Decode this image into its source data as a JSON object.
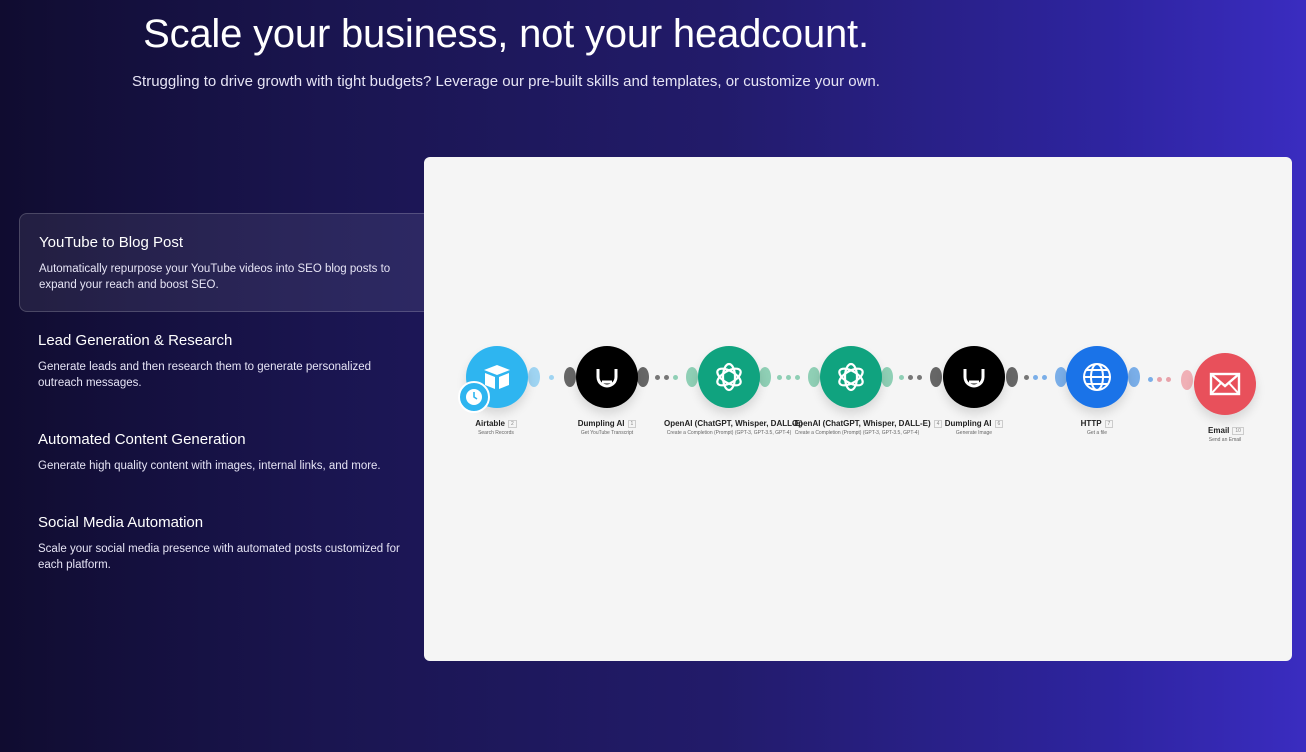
{
  "hero": {
    "title": "Scale your business, not your headcount.",
    "subtitle": "Struggling to drive growth with tight budgets? Leverage our pre-built skills and templates, or customize your own."
  },
  "features": [
    {
      "title": "YouTube to Blog Post",
      "description": "Automatically repurpose your YouTube videos into SEO blog posts to expand your reach and boost SEO.",
      "active": true
    },
    {
      "title": "Lead Generation & Research",
      "description": "Generate leads and then research them to generate personalized outreach messages.",
      "active": false
    },
    {
      "title": "Automated Content Generation",
      "description": "Generate high quality content with images, internal links, and more.",
      "active": false
    },
    {
      "title": "Social Media Automation",
      "description": "Scale your social media presence with automated posts customized for each platform.",
      "active": false
    }
  ],
  "workflow": {
    "nodes": [
      {
        "name": "Airtable",
        "badge": "2",
        "action": "Search Records",
        "icon": "airtable-icon",
        "color": "#2eb5f0"
      },
      {
        "name": "Dumpling AI",
        "badge": "1",
        "action": "Get YouTube Transcript",
        "icon": "dumpling-ai-icon",
        "color": "#000000"
      },
      {
        "name": "OpenAI (ChatGPT, Whisper, DALL-E)",
        "badge": "",
        "action": "Create a Completion (Prompt) (GPT-3, GPT-3.5, GPT-4)",
        "icon": "openai-icon",
        "color": "#10a37f"
      },
      {
        "name": "OpenAI (ChatGPT, Whisper, DALL-E)",
        "badge": "4",
        "action": "Create a Completion (Prompt) (GPT-3, GPT-3.5, GPT-4)",
        "icon": "openai-icon",
        "color": "#10a37f"
      },
      {
        "name": "Dumpling AI",
        "badge": "6",
        "action": "Generate Image",
        "icon": "dumpling-ai-icon",
        "color": "#000000"
      },
      {
        "name": "HTTP",
        "badge": "7",
        "action": "Get a file",
        "icon": "globe-icon",
        "color": "#1a73e8"
      },
      {
        "name": "Email",
        "badge": "10",
        "action": "Send an Email",
        "icon": "envelope-icon",
        "color": "#e8505b"
      }
    ]
  }
}
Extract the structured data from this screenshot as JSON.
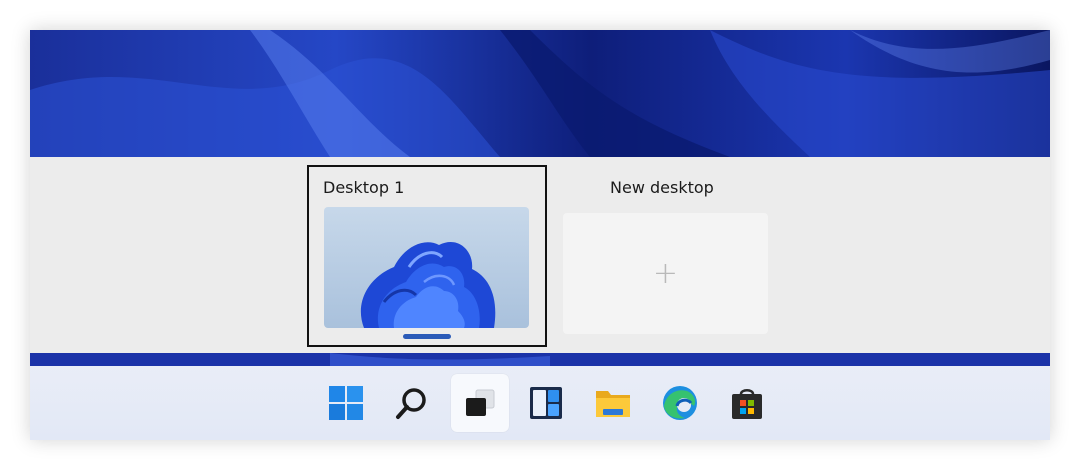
{
  "task_view": {
    "desktops": [
      {
        "label": "Desktop 1",
        "active": true
      }
    ],
    "new_desktop": {
      "label": "New desktop",
      "plus": "+"
    }
  },
  "taskbar": {
    "items": [
      {
        "name": "start-button",
        "icon": "windows-logo-icon"
      },
      {
        "name": "search-button",
        "icon": "search-icon"
      },
      {
        "name": "task-view-button",
        "icon": "task-view-icon",
        "active": true
      },
      {
        "name": "widgets-button",
        "icon": "widgets-icon"
      },
      {
        "name": "file-explorer-button",
        "icon": "folder-icon"
      },
      {
        "name": "edge-button",
        "icon": "edge-icon"
      },
      {
        "name": "store-button",
        "icon": "store-icon"
      }
    ]
  },
  "colors": {
    "wallpaper_dark": "#0b1a6e",
    "wallpaper_mid": "#1e3fbf",
    "switcher_bg": "#ececec",
    "taskbar_bg": "#e6ebf6",
    "active_border": "#111111",
    "indicator": "#2b5bb8"
  }
}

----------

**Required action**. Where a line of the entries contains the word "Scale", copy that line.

**Output for this exercise**.
    "title": "Scale your business, not your headcount.",
      "description": "Scale your social media presence with automated posts customized for each platform.",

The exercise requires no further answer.